Photograph by Ed Aswad, Carriage House Photography, Binghamton, NY.
At age 19, Johnny met Brant Parker, a young cartoonist who became a prime influence in his life, and later, in 1964, the artist of Wizard of Id comic strip. In 1952, while stationed at Robins Air Force Base in Georgia, and working as a cartoonist/photographer at the base newspaper, Johnny met and married Ida Jane “Bobby” Hatcher. In 1953, he was sent to Korea, where he produced cartoons for the Pacific Stars and Stripes. After his discharge, the couple lived at Bobby’s mother’s farm in Georgia, where, in 1954, Johnny sold his first freelance cartoon to the Saturday Evening Post.
Eventually Johnny and Bobby returned to Endicott and he took a position in the art department at General Electric while continuing to sell cartoons to major magazines. Influenced by Peanuts by Charles Schulz, Johnny decided to attempt a comic strip of his own. Obsessed by caveman gags, but unable to sell one to a magazine, his buddies at GE, Thornton “Thor” Kinney and Pete “Peter” Reuter said to him one day, “Why don’t you do a comic strip about cavemen. You can’t sell them anywhere else!”
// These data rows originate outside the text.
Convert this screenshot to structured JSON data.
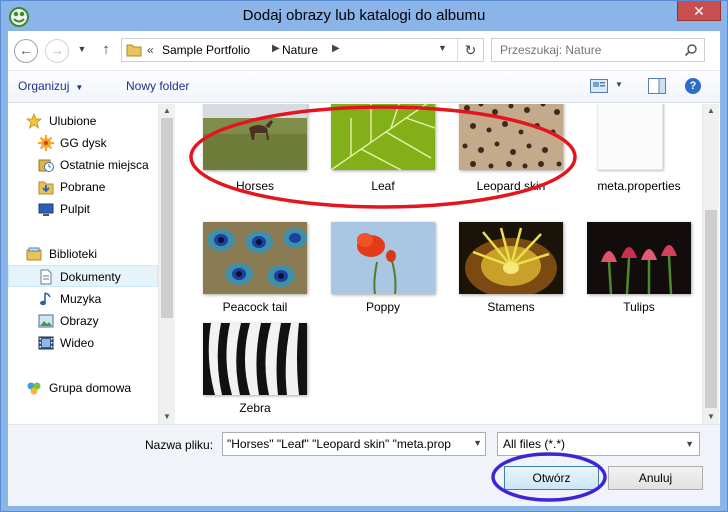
{
  "window": {
    "title": "Dodaj obrazy lub katalogi do albumu",
    "close_label": "✕"
  },
  "address": {
    "overflow": "«",
    "crumbs": [
      "Sample Portfolio",
      "Nature"
    ],
    "separator": "▶",
    "search_placeholder": "Przeszukaj: Nature"
  },
  "toolbar": {
    "organize_label": "Organizuj",
    "new_folder_label": "Nowy folder",
    "help_label": "?"
  },
  "nav": {
    "items": [
      {
        "label": "Ulubione",
        "icon": "star-icon"
      },
      {
        "label": "GG dysk",
        "icon": "gg-icon"
      },
      {
        "label": "Ostatnie miejsca",
        "icon": "recent-places-icon"
      },
      {
        "label": "Pobrane",
        "icon": "download-folder-icon"
      },
      {
        "label": "Pulpit",
        "icon": "desktop-icon"
      },
      {
        "label": "Biblioteki",
        "icon": "libraries-icon"
      },
      {
        "label": "Dokumenty",
        "icon": "documents-icon"
      },
      {
        "label": "Muzyka",
        "icon": "music-icon"
      },
      {
        "label": "Obrazy",
        "icon": "pictures-icon"
      },
      {
        "label": "Wideo",
        "icon": "video-icon"
      },
      {
        "label": "Grupa domowa",
        "icon": "homegroup-icon"
      }
    ],
    "selected": "Dokumenty"
  },
  "files": [
    {
      "name": "Horses",
      "selected": true
    },
    {
      "name": "Leaf",
      "selected": true
    },
    {
      "name": "Leopard skin",
      "selected": true
    },
    {
      "name": "meta.properties",
      "selected": true
    },
    {
      "name": "Peacock tail",
      "selected": false
    },
    {
      "name": "Poppy",
      "selected": false
    },
    {
      "name": "Stamens",
      "selected": false
    },
    {
      "name": "Tulips",
      "selected": false
    },
    {
      "name": "Zebra",
      "selected": false
    }
  ],
  "bottom": {
    "filename_label": "Nazwa pliku:",
    "filename_value": "\"Horses\" \"Leaf\" \"Leopard skin\" \"meta.prop",
    "filter_value": "All files (*.*)",
    "open_label": "Otwórz",
    "cancel_label": "Anuluj"
  },
  "colors": {
    "title_bar": "#8bb5e8",
    "close_button": "#c74f4f",
    "annotation_red": "#e3151f",
    "annotation_blue": "#3b25d6",
    "link_text": "#1e3287"
  }
}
Johnny thought, “That’s not a bad idea!” He began drawing little cave guys, and, at Bobby’s suggestion, decided to name the characters after the two GE friends, himself, his two high school buddies and Bobby’s brother-in-law, “Wiley”. Johnny submitted B.C. to several syndicates and finally, in 1958, the New York Herald Tribune, decided to take a chance on him because four years earlier they had turned down a strip called Peanuts.
Johnny’s dream of joining the distinguished company of fellow cartoonists he admired more than came true. He was lauded by his peers and praised by the public. He won numerous awards for his work, including twice receiving The National Cartoonist Society’s prestigious Reuben award, for Cartoonist of the Year, for B.C. in 1968, and for Wizard of Id in 1984.
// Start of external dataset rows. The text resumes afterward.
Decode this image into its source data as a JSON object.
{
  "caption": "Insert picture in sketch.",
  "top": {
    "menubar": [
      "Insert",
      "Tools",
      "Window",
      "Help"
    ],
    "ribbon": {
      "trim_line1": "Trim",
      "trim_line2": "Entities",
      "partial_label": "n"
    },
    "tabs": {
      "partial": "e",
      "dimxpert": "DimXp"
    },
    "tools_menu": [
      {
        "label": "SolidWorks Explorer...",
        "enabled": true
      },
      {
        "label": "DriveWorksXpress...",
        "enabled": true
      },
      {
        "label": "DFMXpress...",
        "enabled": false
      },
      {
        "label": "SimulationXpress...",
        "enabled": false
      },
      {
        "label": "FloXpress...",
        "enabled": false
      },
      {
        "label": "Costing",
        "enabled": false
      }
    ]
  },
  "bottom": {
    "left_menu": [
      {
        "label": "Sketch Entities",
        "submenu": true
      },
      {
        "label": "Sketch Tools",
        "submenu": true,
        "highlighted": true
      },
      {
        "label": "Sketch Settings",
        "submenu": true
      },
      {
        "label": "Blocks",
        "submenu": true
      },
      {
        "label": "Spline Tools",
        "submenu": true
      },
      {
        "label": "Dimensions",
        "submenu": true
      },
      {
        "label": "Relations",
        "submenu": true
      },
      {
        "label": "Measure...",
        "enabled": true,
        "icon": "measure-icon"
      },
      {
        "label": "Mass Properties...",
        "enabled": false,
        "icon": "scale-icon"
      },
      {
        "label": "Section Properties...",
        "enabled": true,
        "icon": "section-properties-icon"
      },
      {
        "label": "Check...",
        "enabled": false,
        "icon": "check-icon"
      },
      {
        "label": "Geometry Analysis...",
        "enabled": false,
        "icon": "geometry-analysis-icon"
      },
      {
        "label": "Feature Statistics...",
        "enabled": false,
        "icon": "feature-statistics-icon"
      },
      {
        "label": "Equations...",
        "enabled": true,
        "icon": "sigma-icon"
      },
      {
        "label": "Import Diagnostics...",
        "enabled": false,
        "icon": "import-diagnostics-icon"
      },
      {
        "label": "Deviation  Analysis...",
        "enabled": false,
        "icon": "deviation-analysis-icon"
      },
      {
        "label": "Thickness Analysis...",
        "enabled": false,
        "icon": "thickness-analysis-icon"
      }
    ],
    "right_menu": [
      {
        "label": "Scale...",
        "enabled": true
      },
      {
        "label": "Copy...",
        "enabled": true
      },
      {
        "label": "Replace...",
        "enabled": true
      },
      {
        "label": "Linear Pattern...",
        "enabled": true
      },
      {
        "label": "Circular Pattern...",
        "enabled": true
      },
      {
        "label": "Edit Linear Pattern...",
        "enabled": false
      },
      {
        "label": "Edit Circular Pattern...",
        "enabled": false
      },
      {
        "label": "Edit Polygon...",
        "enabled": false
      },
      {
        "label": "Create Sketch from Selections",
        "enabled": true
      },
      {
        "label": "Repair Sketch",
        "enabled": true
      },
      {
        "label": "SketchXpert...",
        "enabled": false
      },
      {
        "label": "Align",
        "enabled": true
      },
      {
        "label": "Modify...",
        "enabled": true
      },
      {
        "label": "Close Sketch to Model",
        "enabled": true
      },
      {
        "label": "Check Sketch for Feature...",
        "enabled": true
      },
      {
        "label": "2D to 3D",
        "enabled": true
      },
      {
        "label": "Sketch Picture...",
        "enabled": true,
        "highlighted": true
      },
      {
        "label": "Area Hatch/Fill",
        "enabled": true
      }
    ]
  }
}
On April 7th, 2007, Johnny Hart passed away quietly at his drawing board doing what he loved. Bobby assembled a team of family members headed up by grandsons, Mason and Mick Mastroianni, and daughters, Perri Hart and Patti Hart. The family continues to produce B.C. and Wizard of Id and their renowned cast of characters appear in newspapers worldwide.